Eight weeks into its inaugural season, the Alliance of American Football has suspended its operations.
“I am extremely disappointed to learn Tom Dundon has decided to suspend all football operations of the Alliance of American Football,” Bill Polian, who co-founded the league with Charlie Ebersol, said in a statement Tuesday.
“When Mr. Dundon took over, it was the belief of my co-founder, Charlie Ebersol, and myself that we would finish the season, pay our creditors, and make the necessary adjustments to move forward in a manner that made economic sense for all. The momentum generated by our players, coaches and football staff had us well positioned for future success. Regrettably, we will not have that opportunity.”
Representatives for the AAF did not immediately return TheWrap’s request for comment. You can read Polian’s full statement below:
AAF co-founder Bill Polian issues strong statement after new owner Tom Dundon shuts league down. pic.twitter.com/YwFWaLFwwl
— Darren Rovell (@darrenrovell) April 2, 2019
Dundon, who became the majority chairman of the AAF last month, said last week that the league was in jeopardy of folding after not getting buy-in from the NFL Players Association.
The league’s long-term plan was to fashion itself as a development league — much like the now-defunct NFL Europe — but Dundon told The USA Today that the NFL Players Association wasn’t cooperating.
“If the players union is not going to give us young players, we can’t be a development league,” Dundon said. “We are looking at our options, one of which is discontinuing the league.” Dundon, who owns the NHL’s Carolina Hurricanes, assumed control of the AAF after he invested $250 million.
NFL players, even those on practice squads, are free to join the AAF at any time, but the AAF would need the NFLPA’s cooperation to acquire a practice-squad player who currently is signed to a futures contract (essentially a contract that guarantees them an invite to training camp but doesn’t take effect unless they are on the roster at the start of the season).

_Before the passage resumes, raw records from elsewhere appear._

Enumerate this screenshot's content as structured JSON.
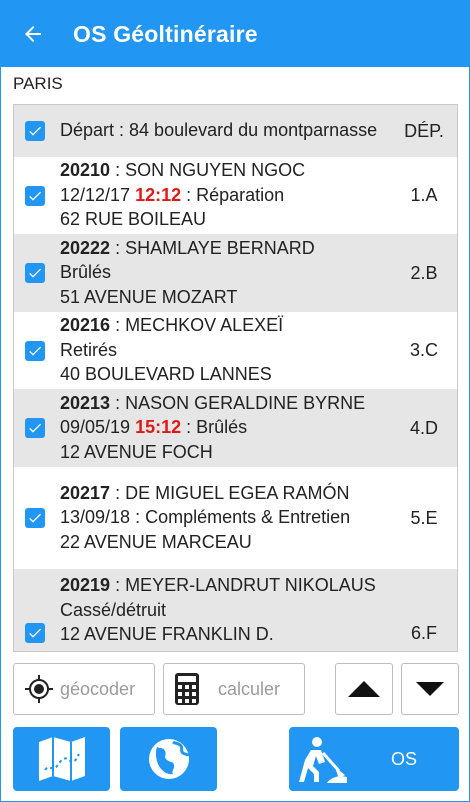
{
  "app": {
    "title": "OS Géoltinéraire"
  },
  "city": "PARIS",
  "depart": {
    "text": "Départ : 84 boulevard du montparnasse",
    "header": "DÉP."
  },
  "items": [
    {
      "code": "20210",
      "name": " : SON NGUYEN NGOC",
      "date": "12/12/17 ",
      "time": "12:12",
      "reason": " : Réparation",
      "address": "62 RUE BOILEAU",
      "dep": "1.A"
    },
    {
      "code": "20222",
      "name": " : SHAMLAYE BERNARD",
      "date": "",
      "time": "",
      "reason": "Brûlés",
      "address": "51 AVENUE MOZART",
      "dep": "2.B"
    },
    {
      "code": "20216",
      "name": " : MECHKOV ALEXEÏ",
      "date": "",
      "time": "",
      "reason": "Retirés",
      "address": "40 BOULEVARD LANNES",
      "dep": "3.C"
    },
    {
      "code": "20213",
      "name": " : NASON GERALDINE BYRNE",
      "date": "09/05/19 ",
      "time": "15:12",
      "reason": " : Brûlés",
      "address": "12 AVENUE FOCH",
      "dep": "4.D"
    },
    {
      "code": "20217",
      "name": " : DE MIGUEL EGEA RAMÓN",
      "date": "13/09/18",
      "time": "",
      "reason": " : Compléments & Entretien",
      "address": "22 AVENUE MARCEAU",
      "dep": "5.E"
    },
    {
      "code": "20219",
      "name": " : MEYER-LANDRUT NIKOLAUS",
      "date": "",
      "time": "",
      "reason": "Cassé/détruit",
      "address": "12 AVENUE FRANKLIN D.",
      "dep": "6.F"
    }
  ],
  "buttons": {
    "geocode": "géocoder",
    "calc": "calculer",
    "os": "OS"
  },
  "colors": {
    "primary": "#2196f3",
    "highlight": "#e01818",
    "row_alt": "#e6e6e6"
  },
  "icons": {
    "back": "arrow-left-icon",
    "geocode": "crosshair-icon",
    "calc": "calculator-icon",
    "up": "triangle-up-icon",
    "down": "triangle-down-icon",
    "map": "map-icon",
    "globe": "globe-icon",
    "worker": "worker-digging-icon"
  }
}
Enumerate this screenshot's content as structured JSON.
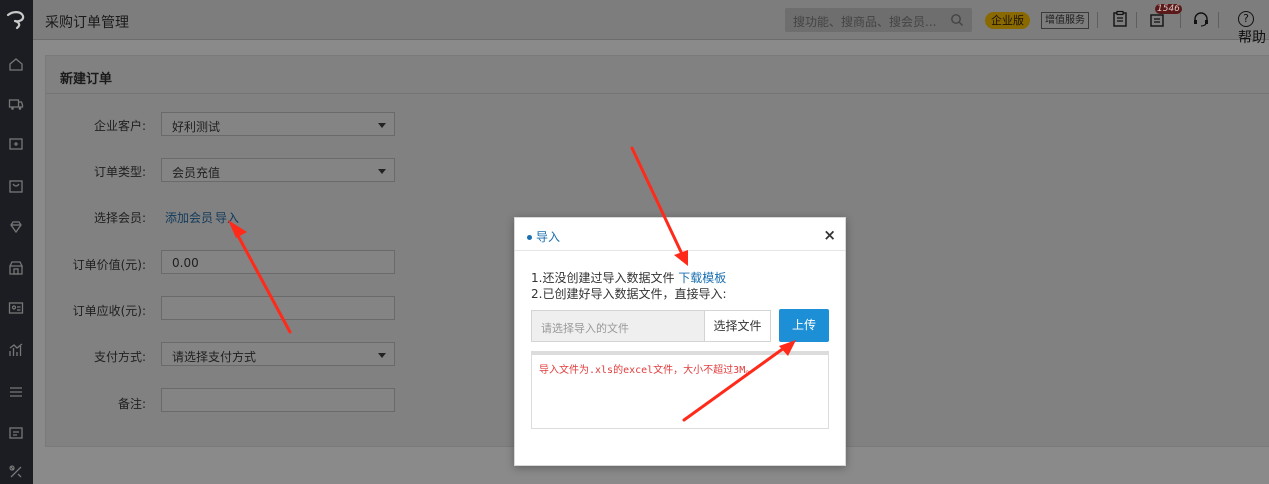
{
  "header": {
    "title": "采购订单管理",
    "search_placeholder": "搜功能、搜商品、搜会员...",
    "badge_enterprise": "企业版",
    "badge_value_service": "增值服务",
    "notice_count": "1546",
    "help_label": "帮助"
  },
  "form": {
    "title": "新建订单",
    "customer_label": "企业客户:",
    "customer_value": "好利测试",
    "order_type_label": "订单类型:",
    "order_type_value": "会员充值",
    "member_label": "选择会员:",
    "add_member": "添加会员",
    "import_link": "导入",
    "order_value_label": "订单价值(元):",
    "order_value": "0.00",
    "receivable_label": "订单应收(元):",
    "payment_label": "支付方式:",
    "payment_placeholder": "请选择支付方式",
    "remark_label": "备注:"
  },
  "modal": {
    "title": "导入",
    "close": "×",
    "step1_text": "1.还没创建过导入数据文件",
    "download_template": "下载模板",
    "step2_text": "2.已创建好导入数据文件，直接导入:",
    "file_placeholder": "请选择导入的文件",
    "choose_file": "选择文件",
    "upload": "上传",
    "note": "导入文件为.xls的excel文件，大小不超过3M。"
  },
  "colors": {
    "accent": "#1d8fd6",
    "link": "#1a6fb0",
    "arrow": "#ff2a1a",
    "warning_text": "#e23b3b"
  }
}
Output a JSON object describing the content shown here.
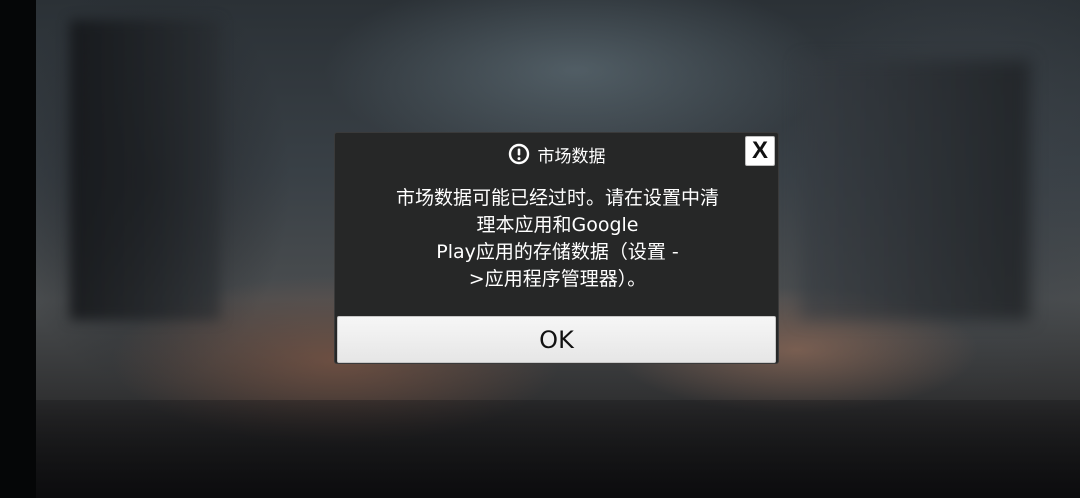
{
  "dialog": {
    "title": "市场数据",
    "title_icon": "exclamation-circle-icon",
    "close_label": "X",
    "message": "市场数据可能已经过时。请在设置中清\n理本应用和Google\nPlay应用的存储数据（设置 -\n>应用程序管理器）。",
    "ok_label": "OK"
  },
  "colors": {
    "dialog_bg": "#262727",
    "button_bg": "#f0f0f0",
    "text_light": "#ffffff",
    "text_dark": "#111111"
  }
}
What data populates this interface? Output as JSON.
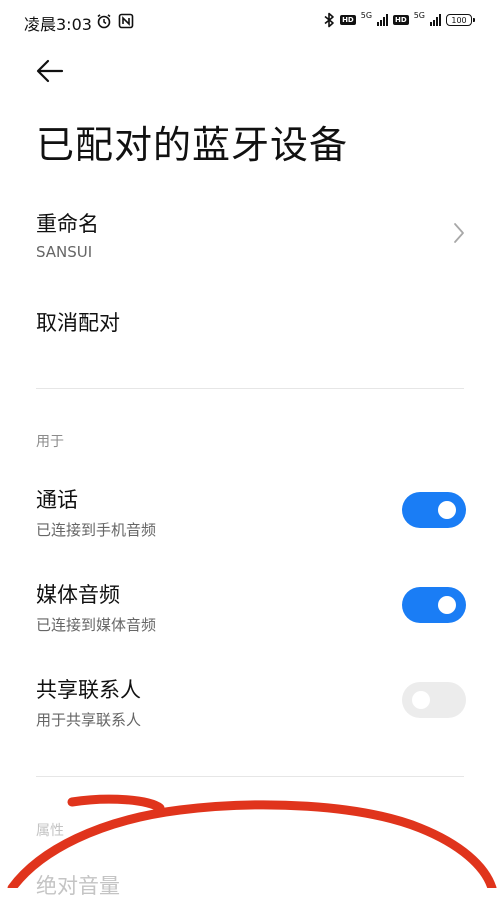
{
  "status_bar": {
    "time": "凌晨3:03",
    "battery": "100",
    "network_1": "5G",
    "network_2": "5G",
    "hd_badge": "HD"
  },
  "header": {
    "title": "已配对的蓝牙设备"
  },
  "device": {
    "rename_label": "重命名",
    "device_name": "SANSUI",
    "unpair_label": "取消配对"
  },
  "usage": {
    "section_label": "用于",
    "items": [
      {
        "title": "通话",
        "subtitle": "已连接到手机音频",
        "enabled": true
      },
      {
        "title": "媒体音频",
        "subtitle": "已连接到媒体音频",
        "enabled": true
      },
      {
        "title": "共享联系人",
        "subtitle": "用于共享联系人",
        "enabled": false
      }
    ]
  },
  "properties": {
    "section_label": "属性",
    "absolute_volume_label": "绝对音量"
  },
  "colors": {
    "toggle_on": "#1a7df5",
    "toggle_off": "#ececec",
    "annotation_stroke": "#e0341c"
  },
  "icons": {
    "back": "arrow-left-icon",
    "chevron": "chevron-right-icon",
    "bluetooth": "bluetooth-icon",
    "alarm": "alarm-icon",
    "nfc": "nfc-icon"
  }
}
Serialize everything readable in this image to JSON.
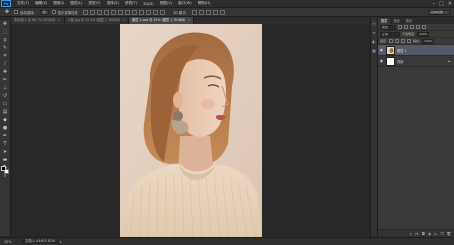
{
  "app": {
    "logo": "Ps",
    "menu": [
      "文件(F)",
      "编辑(E)",
      "图像(I)",
      "图层(L)",
      "类型(Y)",
      "选择(S)",
      "滤镜(T)",
      "3D(D)",
      "视图(V)",
      "窗口(W)",
      "帮助(H)"
    ],
    "window_controls": [
      "–",
      "□",
      "✕"
    ]
  },
  "options_bar": {
    "tool_icon": "move-tool-icon",
    "auto_select_label": "自动选择:",
    "auto_select_value": "组",
    "transform_controls_label": "显示变换控件",
    "mode_3d_label": "3D 模式:",
    "workspace": "基本功能"
  },
  "tabs": [
    {
      "label": "未标题-1 @ 66.7% (RGB/8)",
      "active": false
    },
    {
      "label": "人像.jpg @ 33.3% (图层 1, RGB/8)",
      "active": false
    },
    {
      "label": "图层 1.psd @ 25% (图层 1, RGB/8)",
      "active": true
    }
  ],
  "toolbox": {
    "tools": [
      "move-tool-icon",
      "marquee-tool-icon",
      "lasso-tool-icon",
      "quick-select-icon",
      "crop-tool-icon",
      "eyedropper-icon",
      "healing-brush-icon",
      "brush-tool-icon",
      "clone-stamp-icon",
      "history-brush-icon",
      "eraser-icon",
      "gradient-icon",
      "blur-icon",
      "dodge-icon",
      "pen-tool-icon",
      "type-tool-icon",
      "path-select-icon",
      "shape-tool-icon",
      "hand-tool-icon",
      "zoom-tool-icon"
    ],
    "foreground_color": "#000000",
    "background_color": "#ffffff"
  },
  "status": {
    "zoom": "25%",
    "doc_info": "文档:1.44M/3.81M"
  },
  "layers_panel": {
    "tabs": [
      "图层",
      "通道",
      "路径"
    ],
    "filter_label": "类型",
    "blend_mode": "正常",
    "opacity_label": "不透明度:",
    "opacity_value": "100%",
    "lock_label": "锁定:",
    "fill_label": "填充:",
    "fill_value": "100%",
    "layers": [
      {
        "name": "图层 1",
        "selected": true,
        "visible": true
      },
      {
        "name": "背景",
        "selected": false,
        "visible": true,
        "locked": true
      }
    ]
  }
}
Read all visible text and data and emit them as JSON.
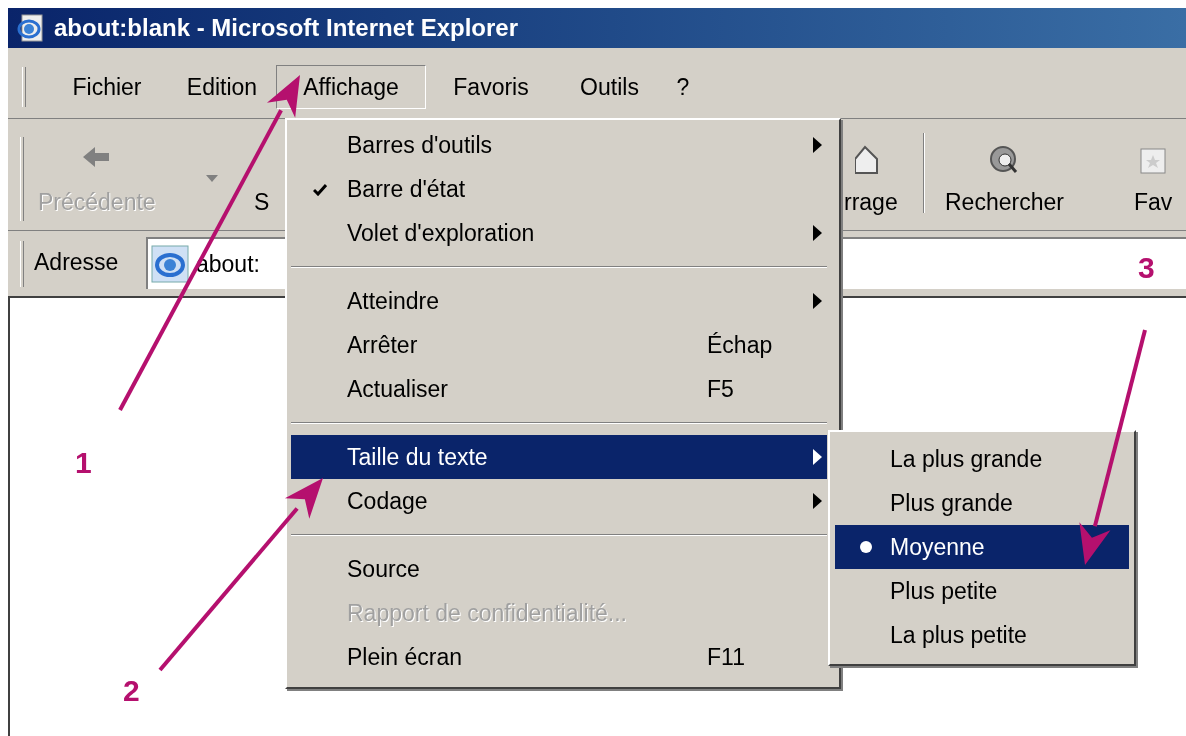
{
  "window": {
    "title": "about:blank - Microsoft Internet Explorer"
  },
  "menu_bar": [
    {
      "label": "Fichier",
      "selected": false
    },
    {
      "label": "Edition",
      "selected": false
    },
    {
      "label": "Affichage",
      "selected": true
    },
    {
      "label": "Favoris",
      "selected": false
    },
    {
      "label": "Outils",
      "selected": false
    },
    {
      "label": "?",
      "selected": false
    }
  ],
  "toolbar": [
    {
      "label": "Précédente",
      "kind": "back",
      "disabled": true
    },
    {
      "label": "S",
      "kind": "forward",
      "disabled": false
    },
    {
      "label": "rrage",
      "kind": "home",
      "disabled": false
    },
    {
      "label": "Rechercher",
      "kind": "search",
      "disabled": false
    },
    {
      "label": "Fav",
      "kind": "favorites",
      "disabled": false
    }
  ],
  "address": {
    "label": "Adresse",
    "value": "about:"
  },
  "view_menu": [
    {
      "kind": "item",
      "label": "Barres d'outils",
      "checked": false,
      "submenu": true,
      "highlighted": false,
      "disabled": false
    },
    {
      "kind": "item",
      "label": "Barre d'état",
      "checked": true,
      "submenu": false,
      "highlighted": false,
      "disabled": false
    },
    {
      "kind": "item",
      "label": "Volet d'exploration",
      "checked": false,
      "submenu": true,
      "highlighted": false,
      "disabled": false
    },
    {
      "kind": "separator"
    },
    {
      "kind": "item",
      "label": "Atteindre",
      "checked": false,
      "submenu": true,
      "highlighted": false,
      "disabled": false
    },
    {
      "kind": "item",
      "label": "Arrêter",
      "shortcut": "Échap",
      "checked": false,
      "submenu": false,
      "highlighted": false,
      "disabled": false
    },
    {
      "kind": "item",
      "label": "Actualiser",
      "shortcut": "F5",
      "checked": false,
      "submenu": false,
      "highlighted": false,
      "disabled": false
    },
    {
      "kind": "separator"
    },
    {
      "kind": "item",
      "label": "Taille du texte",
      "checked": false,
      "submenu": true,
      "highlighted": true,
      "disabled": false
    },
    {
      "kind": "item",
      "label": "Codage",
      "checked": false,
      "submenu": true,
      "highlighted": false,
      "disabled": false
    },
    {
      "kind": "separator"
    },
    {
      "kind": "item",
      "label": "Source",
      "checked": false,
      "submenu": false,
      "highlighted": false,
      "disabled": false
    },
    {
      "kind": "item",
      "label": "Rapport de confidentialité...",
      "checked": false,
      "submenu": false,
      "highlighted": false,
      "disabled": true
    },
    {
      "kind": "item",
      "label": "Plein écran",
      "shortcut": "F11",
      "checked": false,
      "submenu": false,
      "highlighted": false,
      "disabled": false
    }
  ],
  "text_size_menu": [
    {
      "label": "La plus grande",
      "selected": false,
      "highlighted": false
    },
    {
      "label": "Plus grande",
      "selected": false,
      "highlighted": false
    },
    {
      "label": "Moyenne",
      "selected": true,
      "highlighted": true
    },
    {
      "label": "Plus petite",
      "selected": false,
      "highlighted": false
    },
    {
      "label": "La plus petite",
      "selected": false,
      "highlighted": false
    }
  ],
  "annotations": [
    {
      "label": "1"
    },
    {
      "label": "2"
    },
    {
      "label": "3"
    }
  ]
}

The NFL has rules in the Collective Bargaining Agreement that limit the amount of contact-football that players on NFL contracts are allowed to do during the offseason.
The AAF has an expansive TV presence for a league in its first year, airing games on CBS, CBS Sports Network, TNT and the NFL Network.
The AAF featured eight teams with 52-player rosters playing a 10-week regular season schedule beginning Feb. 9 on CBS, followed by two playoff rounds and was supposed to culminate with the championship game at Sam Boyd Stadium in Las Vegas on April 27.
The AAF going belly-up could be good news for the XFL, the Vince McMahon-owned league that is attempting a comeback next season. Like the AAF, the original XFL lasted just one season in 2001. The rebooted XFL is scheduled to begin play on Feb. 8 and 9, 2020, the weekend following Super Bowl LIV in South Florida.
McMahon announced the XFL’s relaunch back in January, promising a “fan-centric, innovative experience” that includes “shorter, fast-paced games and a family-friendly environment.”
The first edition of the XFL was a disaster for McMahon and NBC, which aired the league’s only season in 2001. The original XFL was beset by poor play and even worse TV ratings — in 2001, NBC did not yet have “Sunday Night Football” which aired on ESPN at the time.